Movements In Art – Surrealism

SURREALISM – An art method that produces dream like paintings, strange creatures from groups of everyday objects and created ways that the unconscious could express itself.  Famous Surrealists include Salvador Dali, Rene Magritte and Joan Miro.

Salvador Dali’s piece, The Persistence Of Memory, is quite a calm image, the melted clock faces and the part face on the floor create the dream like quality of Surrealist work.  The work is not created to make sense of the world around it but to converse a state of sleep to the audience.  In sleep time melts away and doesn’t make sense, the dreamer can be asleep for 10 minutes and it can feel like days or be asleep for 10 hours and awake feeling like it was only minutes that has passed.  In The Persistence Of Memory I feel that it is this thought that Dali is addressing.

The work I have chosen to illustrate Rene Magritte with is called The Human Condition.  It is a painting of a landscape on canvas in front of a larger painting of the same landscape that is presented to look like the view from a window.  From the viewpoint that the artist has chosen to show the audience the painting blends with its background and only the legs, top part of the easel and side of the canvas are seen to show that there is in fact something between the viewer and the window.  This creates confusion within the viewer through distortion of the image.  It addresses the spatial awareness between the viewers perceived surroundings and the actual surroundings.
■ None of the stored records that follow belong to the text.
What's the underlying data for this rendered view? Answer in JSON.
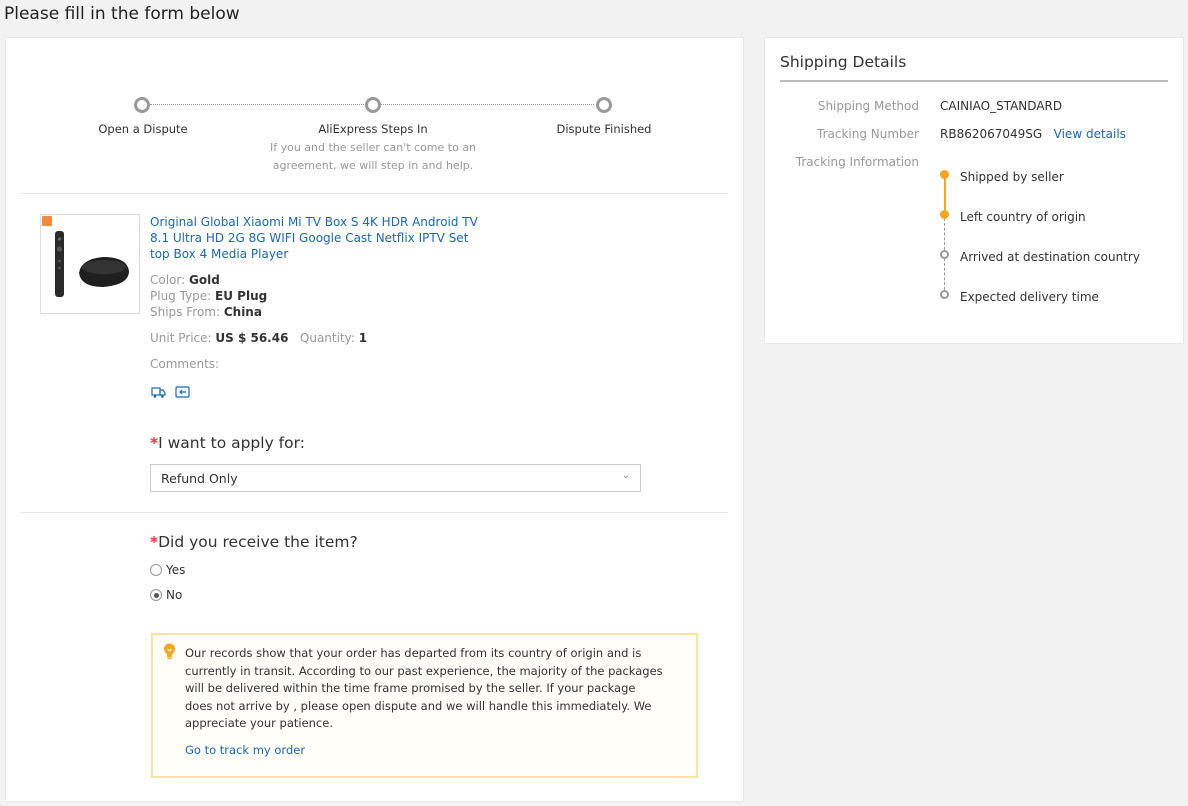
{
  "page": {
    "title": "Please fill in the form below"
  },
  "steps": [
    {
      "label": "Open a Dispute"
    },
    {
      "label": "AliExpress Steps In",
      "desc": "If you and the seller can't come to an agreement, we will step in and help."
    },
    {
      "label": "Dispute Finished"
    }
  ],
  "product": {
    "title": "Original Global Xiaomi Mi TV Box S 4K HDR Android TV 8.1 Ultra HD 2G 8G WIFI Google Cast Netflix IPTV Set top Box 4 Media Player",
    "color_label": "Color:",
    "color_value": "Gold",
    "plug_label": "Plug Type:",
    "plug_value": "EU Plug",
    "ships_label": "Ships From:",
    "ships_value": "China",
    "price_label": "Unit Price:",
    "price_value": "US $ 56.46",
    "qty_label": "Quantity:",
    "qty_value": "1",
    "comments_label": "Comments:"
  },
  "apply": {
    "star": "*",
    "label": "I want to apply for:",
    "selected": "Refund Only"
  },
  "receive": {
    "star": "*",
    "label": "Did you receive the item?",
    "options": [
      {
        "label": "Yes",
        "checked": false
      },
      {
        "label": "No",
        "checked": true
      }
    ]
  },
  "notice": {
    "text": "Our records show that your order has departed from its country of origin and is currently in transit. According to our past experience, the majority of the packages will be delivered within the time frame promised by the seller. If your package does not arrive by , please open dispute and we will handle this immediately. We appreciate your patience.",
    "link": "Go to track my order"
  },
  "shipping": {
    "title": "Shipping Details",
    "method_label": "Shipping Method",
    "method_value": "CAINIAO_STANDARD",
    "tracking_label": "Tracking Number",
    "tracking_value": "RB862067049SG",
    "view_details": "View details",
    "info_label": "Tracking Information",
    "timeline": [
      {
        "label": "Shipped by seller",
        "status": "done"
      },
      {
        "label": "Left country of origin",
        "status": "done"
      },
      {
        "label": "Arrived at destination country",
        "status": "pending"
      },
      {
        "label": "Expected delivery time",
        "status": "pending"
      }
    ]
  },
  "colors": {
    "link": "#1a66c0",
    "accent": "#f5a623",
    "required": "#e4393c"
  }
}
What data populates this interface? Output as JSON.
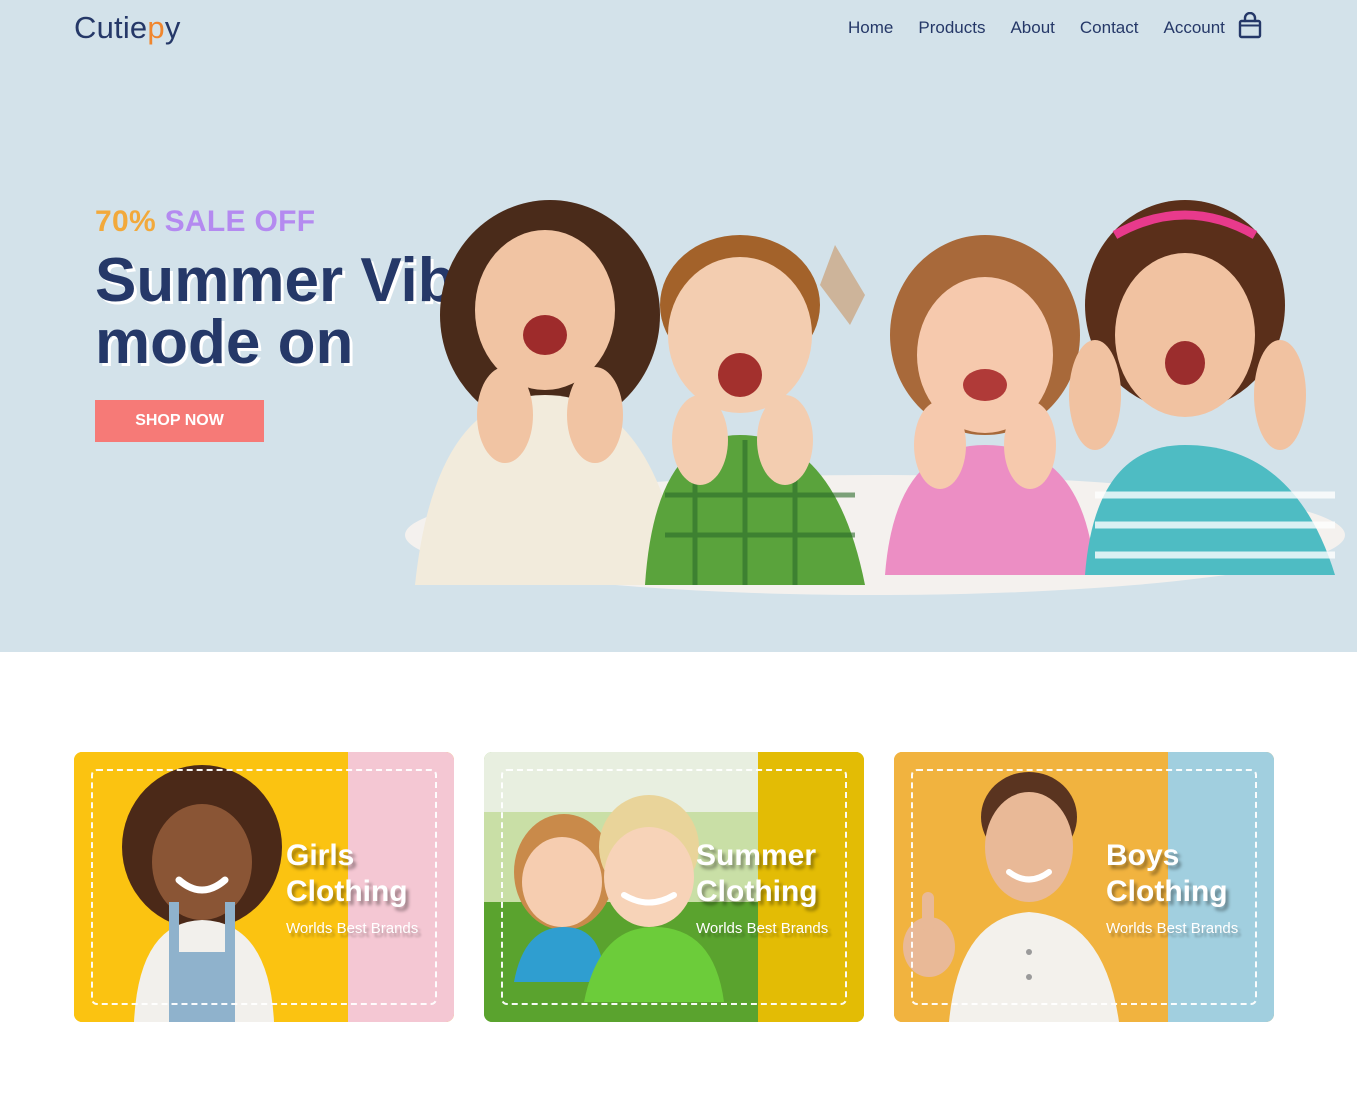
{
  "brand": {
    "name_main": "Cutie",
    "name_accent": "p",
    "name_end": "y"
  },
  "nav": {
    "items": [
      {
        "label": "Home"
      },
      {
        "label": "Products"
      },
      {
        "label": "About"
      },
      {
        "label": "Contact"
      },
      {
        "label": "Account"
      }
    ],
    "cart_icon": "shopping-bag-icon"
  },
  "hero": {
    "sale_percent": "70%",
    "sale_text": "SALE OFF",
    "headline_line1": "Summer Vibes",
    "headline_line2": "mode on",
    "cta_label": "SHOP NOW"
  },
  "categories": [
    {
      "title_line1": "Girls",
      "title_line2": "Clothing",
      "subtitle": "Worlds Best Brands",
      "color_main": "#fcc80f",
      "color_side": "#f4c7d3"
    },
    {
      "title_line1": "Summer",
      "title_line2": "Clothing",
      "subtitle": "Worlds Best Brands",
      "color_main": "#8fcd5a",
      "color_side": "#e3bc05"
    },
    {
      "title_line1": "Boys",
      "title_line2": "Clothing",
      "subtitle": "Worlds Best Brands",
      "color_main": "#f1b23f",
      "color_side": "#a1cfdf"
    }
  ],
  "colors": {
    "hero_bg": "#d3e2ea",
    "navy": "#253868",
    "logo_accent": "#f0862e",
    "sale_percent": "#f2a93b",
    "sale_text": "#b48af0",
    "cta_bg": "#f67a77"
  }
}
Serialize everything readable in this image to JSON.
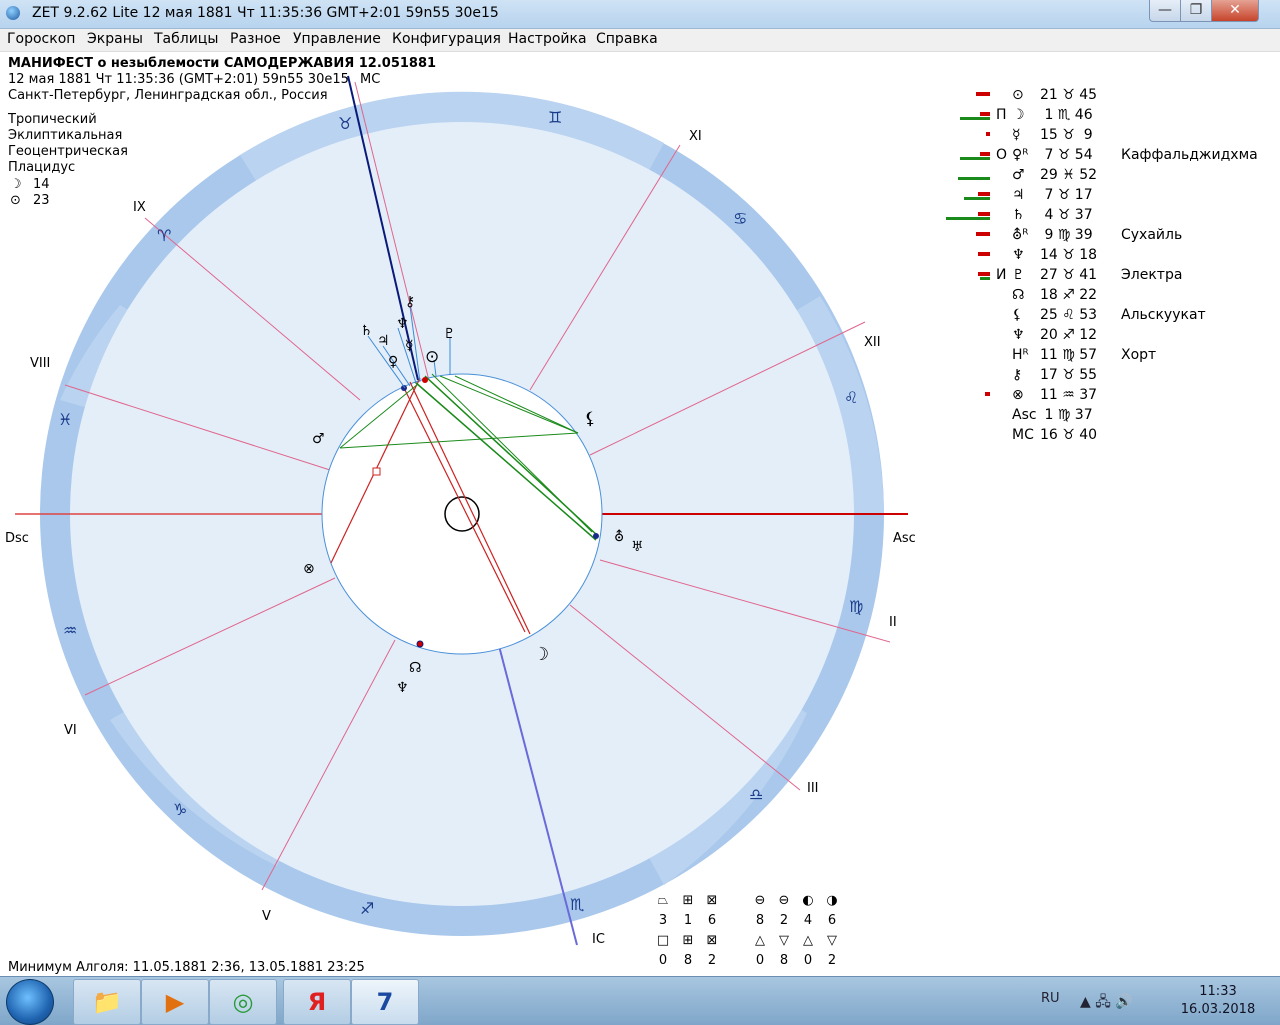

In complete contrast is Joan Miro’s work, Summer.  This painting has a child like quality about it, the shapes used to represent the figures and the colours used re-enforce this.  When first viewing this piece it seems to be just a bright, bold take on the title but upon closer inspection there is an underlying sense of unease.  The faces are depicted with down-turned mouths, possibly a sign of sadness, but more probable anger.  Then noticeable are the shapes used, the body of the larger person seems to be another face, shown in a nightmarish way.  The audience, after viewing this painting is left unsettled.

Movements In Art – Abstract Art

If you are an artist it’s pretty plausible that you will fit into one or several “movements” from the art world.  Knowing these movements and a bit about them and the artists involved helps when conducting research into projects that you wish to undertake.  I will cover a few of the “movements” that interest and influence me and the categories I think I may fall into.

ABSTRACT ART – This kind of art can be hard to decipher, the subjects’ are presented to us in a form that can be quite far from the “actual” subject.  Abstract art is an impression of the subject, of feelings and movements, reactions to the subject, rather than a true replica of the subject.  It could be a close up of a subject, a subject drawn in simple linear terms, a painting of movement, a sculpture representing the solid form of an object.   Abstract art can include close up photography and some art that uses maths to create pictures. 

Kandinsky is a famous Abstract Artist.  He uses, in this piece, circles, triangles and rectangles to re-create his subject.  The painting is called Weiches Hart.  The subject is a face which you can see elements of in the circles and crescents.  By breaking down the subject into shapes and then presenting to us in this way the subject has taken on an unexpected form that has become interesting.  The colours used are also unexpected and not natural to the subject.  This painting is interesting because of its use of colours and positioning of the shapes used.  The shapes echo those of the actual subject and create a familiar feeling when viewed by the audience.